LUSAKA, Zambia — In 2009, Benny Chilesche Katewa, a young man from Zambia, graduated from high school and started his college career at Mulungushi University, studying agricultural business management. Katewa’s academic success, however, remains uncommon in Zambia as education past primary school has high costs and often yields little return in the job market.
In a Zambia Scholarship Fund Student & Sponsor Highlight article, Katewa wrote, “It has been very difficult for me to be in school because of financial constraints. I never imagined I would go far in my education because my mother, who sells at the market to support the family, did not earn enough to finance my education.” Fortunately, the Zambia Scholarship Fund, via private donations, paid for Katewa’s education expenses. The government of Zambia strives for more academic success stories but still struggles to meet this goal despite recent improvements to the education system.
According to American Center Cultural Affairs Assistant Patricia M. Namala, “A long-standing educational goal in Zambia has been that every child who enters Grade 1 should be able to complete Grade 9.” In Namala’s country profile, she documents that less than 50 percent of students attend primary school in Zambia.
In 2002, the government of Zambia established free basic education, allowing students to attend primary school, first through seventh grade, at no cost. The government also created a re-entry into school program for female students who become pregnant. More recently, the Zambian government, USAID, UKAID and Irish Aid initiated a reading campaign to create one million more readers in Zambia by 2016. Zambia UNICEF also granted $180,000 to support transportation for researchers monitoring education in Zambia.
According to UNICEF, although Zambia successfully increased education access and gender equality, many children remain out of school or do not complete the primary cycle.

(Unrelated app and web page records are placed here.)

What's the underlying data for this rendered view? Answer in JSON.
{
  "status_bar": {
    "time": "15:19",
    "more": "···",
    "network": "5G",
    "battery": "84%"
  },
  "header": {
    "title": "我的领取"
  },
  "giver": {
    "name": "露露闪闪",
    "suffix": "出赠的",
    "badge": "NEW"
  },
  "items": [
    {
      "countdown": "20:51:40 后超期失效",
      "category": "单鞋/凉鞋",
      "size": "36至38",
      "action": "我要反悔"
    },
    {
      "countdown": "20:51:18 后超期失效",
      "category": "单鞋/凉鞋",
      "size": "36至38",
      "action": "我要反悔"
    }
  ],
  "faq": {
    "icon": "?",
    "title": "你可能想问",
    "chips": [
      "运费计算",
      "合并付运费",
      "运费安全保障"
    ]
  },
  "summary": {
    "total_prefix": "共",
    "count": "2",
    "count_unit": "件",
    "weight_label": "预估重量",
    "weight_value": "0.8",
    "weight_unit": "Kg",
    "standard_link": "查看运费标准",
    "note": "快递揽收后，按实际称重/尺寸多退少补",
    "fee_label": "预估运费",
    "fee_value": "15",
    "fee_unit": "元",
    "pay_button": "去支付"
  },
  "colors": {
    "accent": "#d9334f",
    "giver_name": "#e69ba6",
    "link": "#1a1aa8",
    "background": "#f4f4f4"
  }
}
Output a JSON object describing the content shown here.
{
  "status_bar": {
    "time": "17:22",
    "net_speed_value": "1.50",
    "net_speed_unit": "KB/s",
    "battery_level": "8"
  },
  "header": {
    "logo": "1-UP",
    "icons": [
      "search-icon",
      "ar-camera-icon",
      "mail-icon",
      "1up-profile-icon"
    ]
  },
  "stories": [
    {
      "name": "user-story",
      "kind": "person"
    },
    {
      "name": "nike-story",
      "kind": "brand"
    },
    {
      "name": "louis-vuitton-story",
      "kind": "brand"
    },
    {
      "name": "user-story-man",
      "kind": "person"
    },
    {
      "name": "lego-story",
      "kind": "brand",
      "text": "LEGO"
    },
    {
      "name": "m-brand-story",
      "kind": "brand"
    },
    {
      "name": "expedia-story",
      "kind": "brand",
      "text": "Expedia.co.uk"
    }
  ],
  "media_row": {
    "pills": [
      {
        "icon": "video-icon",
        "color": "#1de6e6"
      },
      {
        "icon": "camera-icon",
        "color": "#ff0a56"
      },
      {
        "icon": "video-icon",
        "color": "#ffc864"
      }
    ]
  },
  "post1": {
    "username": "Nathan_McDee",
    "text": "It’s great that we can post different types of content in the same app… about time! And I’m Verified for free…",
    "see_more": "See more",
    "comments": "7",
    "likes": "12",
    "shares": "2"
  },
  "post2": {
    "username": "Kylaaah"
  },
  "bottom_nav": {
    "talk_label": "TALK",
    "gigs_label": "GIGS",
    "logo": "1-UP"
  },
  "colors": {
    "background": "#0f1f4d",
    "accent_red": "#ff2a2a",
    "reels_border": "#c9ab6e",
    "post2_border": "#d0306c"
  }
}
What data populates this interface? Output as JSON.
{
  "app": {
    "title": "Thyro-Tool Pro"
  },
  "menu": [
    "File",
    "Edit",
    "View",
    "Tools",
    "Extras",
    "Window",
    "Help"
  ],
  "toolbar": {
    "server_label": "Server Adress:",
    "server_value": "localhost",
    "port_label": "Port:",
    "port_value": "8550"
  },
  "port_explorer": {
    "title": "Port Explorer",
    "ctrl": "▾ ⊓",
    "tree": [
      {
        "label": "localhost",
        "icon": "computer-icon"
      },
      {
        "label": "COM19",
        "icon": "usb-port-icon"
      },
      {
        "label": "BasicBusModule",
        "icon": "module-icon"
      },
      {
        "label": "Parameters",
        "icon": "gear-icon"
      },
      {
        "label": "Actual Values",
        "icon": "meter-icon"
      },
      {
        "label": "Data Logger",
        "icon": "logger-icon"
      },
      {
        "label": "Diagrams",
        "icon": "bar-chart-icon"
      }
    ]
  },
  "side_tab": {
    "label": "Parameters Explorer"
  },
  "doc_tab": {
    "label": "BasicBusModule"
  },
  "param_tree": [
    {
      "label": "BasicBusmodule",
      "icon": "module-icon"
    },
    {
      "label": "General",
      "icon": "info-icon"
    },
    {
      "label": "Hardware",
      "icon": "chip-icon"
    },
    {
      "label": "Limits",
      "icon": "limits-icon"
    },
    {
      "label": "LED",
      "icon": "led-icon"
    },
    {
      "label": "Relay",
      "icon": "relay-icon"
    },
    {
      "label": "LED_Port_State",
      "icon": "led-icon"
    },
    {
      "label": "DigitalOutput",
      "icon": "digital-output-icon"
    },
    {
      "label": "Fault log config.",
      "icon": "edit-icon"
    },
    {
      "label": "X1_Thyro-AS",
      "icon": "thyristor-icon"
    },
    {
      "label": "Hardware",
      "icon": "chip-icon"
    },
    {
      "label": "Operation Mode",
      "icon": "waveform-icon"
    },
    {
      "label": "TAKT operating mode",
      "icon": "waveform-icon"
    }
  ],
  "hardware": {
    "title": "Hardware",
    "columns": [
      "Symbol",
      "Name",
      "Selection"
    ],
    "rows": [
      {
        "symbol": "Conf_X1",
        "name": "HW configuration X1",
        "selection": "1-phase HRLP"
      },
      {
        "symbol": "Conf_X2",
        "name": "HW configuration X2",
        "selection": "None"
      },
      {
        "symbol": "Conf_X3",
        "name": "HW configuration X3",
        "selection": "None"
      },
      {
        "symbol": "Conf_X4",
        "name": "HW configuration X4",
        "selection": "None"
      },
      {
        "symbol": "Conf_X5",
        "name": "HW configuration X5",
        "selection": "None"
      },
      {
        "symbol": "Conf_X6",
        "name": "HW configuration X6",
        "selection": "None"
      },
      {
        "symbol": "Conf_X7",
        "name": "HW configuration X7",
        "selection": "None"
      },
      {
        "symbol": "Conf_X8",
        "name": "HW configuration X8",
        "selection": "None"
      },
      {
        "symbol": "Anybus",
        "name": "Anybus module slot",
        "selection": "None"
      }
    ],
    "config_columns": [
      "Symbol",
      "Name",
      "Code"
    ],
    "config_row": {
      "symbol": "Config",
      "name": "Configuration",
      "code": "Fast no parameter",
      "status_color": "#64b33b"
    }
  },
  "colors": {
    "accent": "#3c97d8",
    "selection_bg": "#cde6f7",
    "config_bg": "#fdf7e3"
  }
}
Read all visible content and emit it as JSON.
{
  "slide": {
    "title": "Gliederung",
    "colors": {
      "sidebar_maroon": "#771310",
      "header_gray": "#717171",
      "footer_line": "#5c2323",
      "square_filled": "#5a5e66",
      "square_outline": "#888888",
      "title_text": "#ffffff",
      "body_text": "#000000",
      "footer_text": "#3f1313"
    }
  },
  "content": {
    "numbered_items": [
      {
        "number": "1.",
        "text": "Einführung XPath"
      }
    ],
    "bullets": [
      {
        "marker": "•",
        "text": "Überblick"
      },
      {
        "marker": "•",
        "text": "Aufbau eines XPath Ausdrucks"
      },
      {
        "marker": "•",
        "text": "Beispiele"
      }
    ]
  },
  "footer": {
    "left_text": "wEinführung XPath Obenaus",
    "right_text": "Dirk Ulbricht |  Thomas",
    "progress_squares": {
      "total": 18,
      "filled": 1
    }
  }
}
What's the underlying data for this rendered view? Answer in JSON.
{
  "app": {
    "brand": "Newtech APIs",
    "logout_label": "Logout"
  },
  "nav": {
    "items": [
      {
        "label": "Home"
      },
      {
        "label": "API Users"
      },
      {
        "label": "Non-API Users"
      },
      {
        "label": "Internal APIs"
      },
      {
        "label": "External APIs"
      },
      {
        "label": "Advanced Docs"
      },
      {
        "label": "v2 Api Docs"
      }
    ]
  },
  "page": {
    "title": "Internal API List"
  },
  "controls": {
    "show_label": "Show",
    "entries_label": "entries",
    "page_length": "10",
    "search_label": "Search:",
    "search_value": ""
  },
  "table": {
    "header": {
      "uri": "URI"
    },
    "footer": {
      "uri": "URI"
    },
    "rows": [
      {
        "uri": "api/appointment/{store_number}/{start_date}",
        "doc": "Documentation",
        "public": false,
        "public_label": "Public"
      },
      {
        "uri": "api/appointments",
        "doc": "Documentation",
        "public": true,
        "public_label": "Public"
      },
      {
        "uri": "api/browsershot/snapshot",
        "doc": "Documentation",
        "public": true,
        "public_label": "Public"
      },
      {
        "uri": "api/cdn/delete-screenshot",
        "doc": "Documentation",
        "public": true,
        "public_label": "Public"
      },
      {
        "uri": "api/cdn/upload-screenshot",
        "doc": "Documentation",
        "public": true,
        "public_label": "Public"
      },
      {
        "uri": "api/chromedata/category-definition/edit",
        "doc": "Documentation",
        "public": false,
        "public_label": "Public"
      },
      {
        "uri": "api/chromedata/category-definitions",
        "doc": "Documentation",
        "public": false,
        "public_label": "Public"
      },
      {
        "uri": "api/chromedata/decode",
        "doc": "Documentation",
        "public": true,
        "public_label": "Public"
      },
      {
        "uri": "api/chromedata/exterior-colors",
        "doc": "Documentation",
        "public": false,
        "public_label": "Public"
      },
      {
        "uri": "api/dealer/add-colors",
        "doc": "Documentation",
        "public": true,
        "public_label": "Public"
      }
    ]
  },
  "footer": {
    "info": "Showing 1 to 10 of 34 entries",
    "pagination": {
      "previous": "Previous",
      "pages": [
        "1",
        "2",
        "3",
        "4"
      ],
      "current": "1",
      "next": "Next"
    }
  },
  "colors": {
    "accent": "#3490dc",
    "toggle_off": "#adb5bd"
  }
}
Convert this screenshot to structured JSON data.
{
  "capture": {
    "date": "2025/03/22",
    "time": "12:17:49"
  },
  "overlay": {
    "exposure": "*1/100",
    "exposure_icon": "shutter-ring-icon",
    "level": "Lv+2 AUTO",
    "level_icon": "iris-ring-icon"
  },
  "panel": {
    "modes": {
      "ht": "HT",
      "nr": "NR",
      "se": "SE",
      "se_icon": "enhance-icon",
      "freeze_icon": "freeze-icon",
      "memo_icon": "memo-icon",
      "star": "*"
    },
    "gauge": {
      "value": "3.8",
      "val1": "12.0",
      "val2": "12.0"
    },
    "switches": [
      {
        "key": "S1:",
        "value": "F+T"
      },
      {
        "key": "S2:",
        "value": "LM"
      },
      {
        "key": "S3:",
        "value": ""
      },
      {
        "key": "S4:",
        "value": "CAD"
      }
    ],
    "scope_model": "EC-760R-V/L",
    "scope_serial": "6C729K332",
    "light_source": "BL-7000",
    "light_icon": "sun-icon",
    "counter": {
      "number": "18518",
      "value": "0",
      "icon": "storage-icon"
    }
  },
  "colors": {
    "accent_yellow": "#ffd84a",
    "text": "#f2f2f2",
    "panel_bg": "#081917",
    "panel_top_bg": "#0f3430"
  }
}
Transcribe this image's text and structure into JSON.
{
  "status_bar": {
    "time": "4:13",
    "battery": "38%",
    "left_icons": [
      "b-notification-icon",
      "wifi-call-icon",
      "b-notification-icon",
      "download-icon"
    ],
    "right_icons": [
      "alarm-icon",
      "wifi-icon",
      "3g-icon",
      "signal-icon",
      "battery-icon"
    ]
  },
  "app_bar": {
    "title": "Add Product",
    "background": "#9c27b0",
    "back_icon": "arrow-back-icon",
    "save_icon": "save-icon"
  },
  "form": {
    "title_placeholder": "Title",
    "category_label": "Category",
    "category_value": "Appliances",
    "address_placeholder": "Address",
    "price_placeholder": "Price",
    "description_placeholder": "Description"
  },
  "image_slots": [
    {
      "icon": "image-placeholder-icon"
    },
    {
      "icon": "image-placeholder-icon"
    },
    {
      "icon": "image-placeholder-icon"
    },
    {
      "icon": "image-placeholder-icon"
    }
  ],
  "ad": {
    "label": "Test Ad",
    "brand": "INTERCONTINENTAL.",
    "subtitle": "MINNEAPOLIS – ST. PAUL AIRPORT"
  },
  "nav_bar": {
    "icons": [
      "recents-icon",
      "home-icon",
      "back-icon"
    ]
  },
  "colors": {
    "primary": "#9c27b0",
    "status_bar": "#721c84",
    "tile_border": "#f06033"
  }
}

Currently, a UNICEF-supported study is attempting to understand this trend.
School location and student-to-teacher ratio contribute to the low attendance rate. In 2011, The World Bank recorded a teacher/pupil ratio of one to 63. Furthermore, few schools exist in rural sections of Zambia, leaving students to travel for miles on foot to attend school. These issues continue to be prevalent when students test to enter high school. While student exam scores have improved significantly since the implementation of free basic education, about 54,000 out of 337,706 students failed the seventh grade testing.
For students that do complete primary school and pass testing, high school is rarely an option as these grades remain tuition-based. According to the Zambia Education Fund Organization, the government of Zambia struggles to provide free education for all grades due to the low tax base of the economy. Few Zambians have jobs that can be taxed. Therefore, free education at the primary level is dependent on other government or non-governmental sources. These funds cannot support free high school education as well.
In 2012, Zambia President Micheal Zata stated, “Our aspiration is to put together a well-organized, valuable and reliable public education system through substantial investments in educational infrastructure.” Zata’s remarks suggest that the government plans to institute more programs to further improve education in Zambia.
Sources: University of Szeged, Global Voices Online, UNICEF, Zambia Scholarship Fund
Photo: Start Up Nations